Five months after the Messiah's departure, Caley's MSNBC news crew is meeting for another conference, discussing their ongoing coverage of the Messiah's mission. Everyone is asked about their role and latest contributions. Caley announces (to Beth's shock) that Jenny has been given a news anchor position for the coverage program. Being known as the one who broke the story on the comet, Jenny has likewise gained a great deal of national status.
The Messiah crew begins its approach to the comet, and they are in awe of its true size.
They are making preparations to detach the main spacecraft from its propulsion system and fly down to the comet's surface to plant their nuclear warheads.
Monash, Simon, Partenza, and Tulchinsky suit up for the planting of the warheads while Baker and Tanner are at the helm for the landing.
Tanner gives an analogy of Mississippi River boat pilots, to explain that this part of the mission is in his hands and he will deliver the Messiah safely to the comet's surface. Baker smiles respectfully as she listens to Tanner's analogy.
Jenny begins her news program's coverage of the event. She tells everyone watching that interference from rock, gravel and gas from the comet will eventually cause them to lose video transmission with the Messiah. As she speaks, the picture is lost and Jenny assures everyone that the station coverage will continue and they will stay on air during the next hour in which the mission is being undertaken.
The Beiderman and Hotchner families are shown watching the program together; Sarah's mother, Vicky Hotchner (Denise Crosby) is pregnant with her second child, and Leo and Sarah are growing closer.
As Baker and Tanner maneuver the Messiah for landing, they must fly through a veritable minefield of rocks caught in the comet's tail. Some of them are very large. Despite their best efforts, a few rocks hit the ship and some minor damage is sustained.
They nonetheless manage to bring the Messiah safely down, fire tether pitons and land intact on the comet's surface.
As they open the cargo bay doors so the surface crew can begin drilling into the comet to plant the warheads, Baker and Tanner start a computerized countdown. They have just under six and a half hours before 'sunrise' on their part of the comet. Jenny begins an explanation of the next procedure of the Messiah mission: mechanical moles will be used to drill 100 meters into the comet, each one carrying a 5000 kiloton nuclear warhead.

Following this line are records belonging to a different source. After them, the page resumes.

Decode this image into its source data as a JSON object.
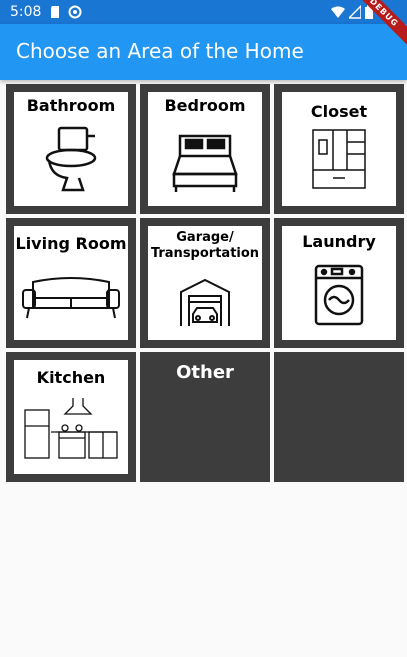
{
  "status": {
    "time": "5:08"
  },
  "debug_label": "DEBUG",
  "appbar": {
    "title": "Choose an Area of the Home"
  },
  "tiles": [
    {
      "label": "Bathroom",
      "icon": "toilet-icon"
    },
    {
      "label": "Bedroom",
      "icon": "bed-icon"
    },
    {
      "label": "Closet",
      "icon": "closet-icon"
    },
    {
      "label": "Living Room",
      "icon": "sofa-icon"
    },
    {
      "label": "Garage/",
      "label2": "Transportation",
      "icon": "garage-icon"
    },
    {
      "label": "Laundry",
      "icon": "washing-machine-icon"
    },
    {
      "label": "Kitchen",
      "icon": "kitchen-icon"
    },
    {
      "label": "Other"
    }
  ],
  "colors": {
    "appbar": "#2196f3",
    "statusbar": "#1976d2",
    "tile_border": "#3d3d3d"
  }
}
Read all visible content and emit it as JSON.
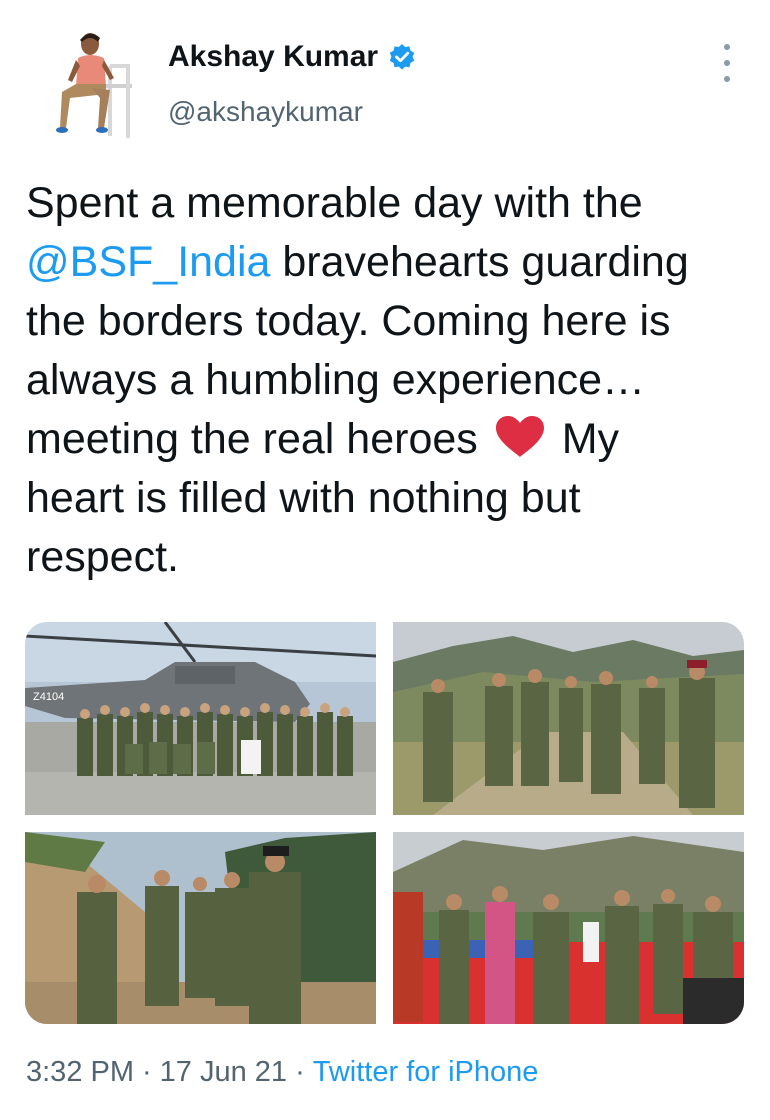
{
  "author": {
    "name": "Akshay Kumar",
    "handle": "@akshaykumar",
    "verified": true,
    "avatar_icon": "profile-photo"
  },
  "tweet": {
    "line1": "Spent a memorable day with the",
    "mention": "@BSF_India",
    "line2_rest": " bravehearts guarding",
    "line3": "the borders today. Coming here is",
    "line4": "always a humbling experience…",
    "line5_before_emoji": "meeting the real heroes",
    "emoji": "red-heart",
    "line5_after_emoji": "My",
    "line6": "heart is filled with nothing but",
    "line7": "respect."
  },
  "media": {
    "count": 4,
    "photos": [
      "helicopter-group-photo",
      "mountain-walk-photo",
      "hillside-walk-photo",
      "dance-celebration-photo"
    ],
    "helicopter_tail_number": "Z4104"
  },
  "meta": {
    "time": "3:32 PM",
    "separator": "·",
    "date": "17 Jun 21",
    "source": "Twitter for iPhone"
  },
  "colors": {
    "link": "#1d9bf0",
    "text": "#0f1419",
    "secondary": "#536471",
    "heart": "#e0245e"
  }
}
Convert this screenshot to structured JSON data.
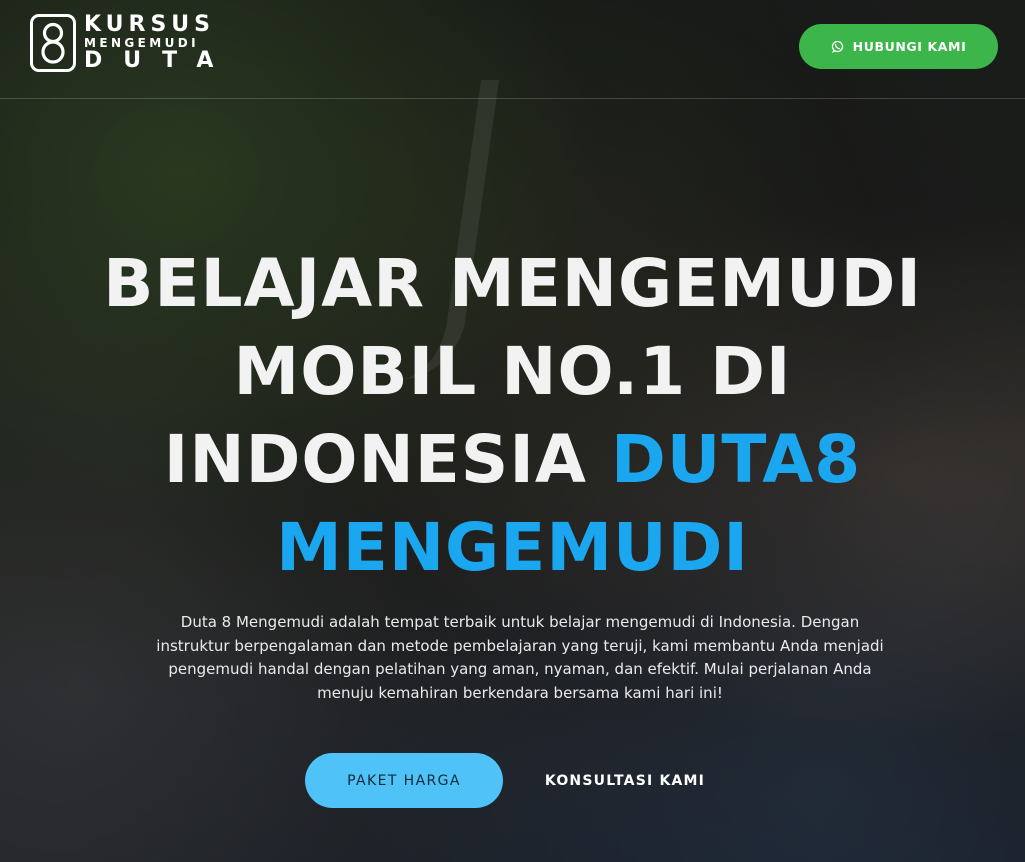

The Messiah is carrying eight of them in total. Almost immediately the mission begins going awry. The moles prove to be unable to drill as deeply into the comet's surface, as quickly as is required. They are at just over an hour and a half before sunrise. Baker and Tanner, waiting anxiously in the spacecraft, know it is taking too long.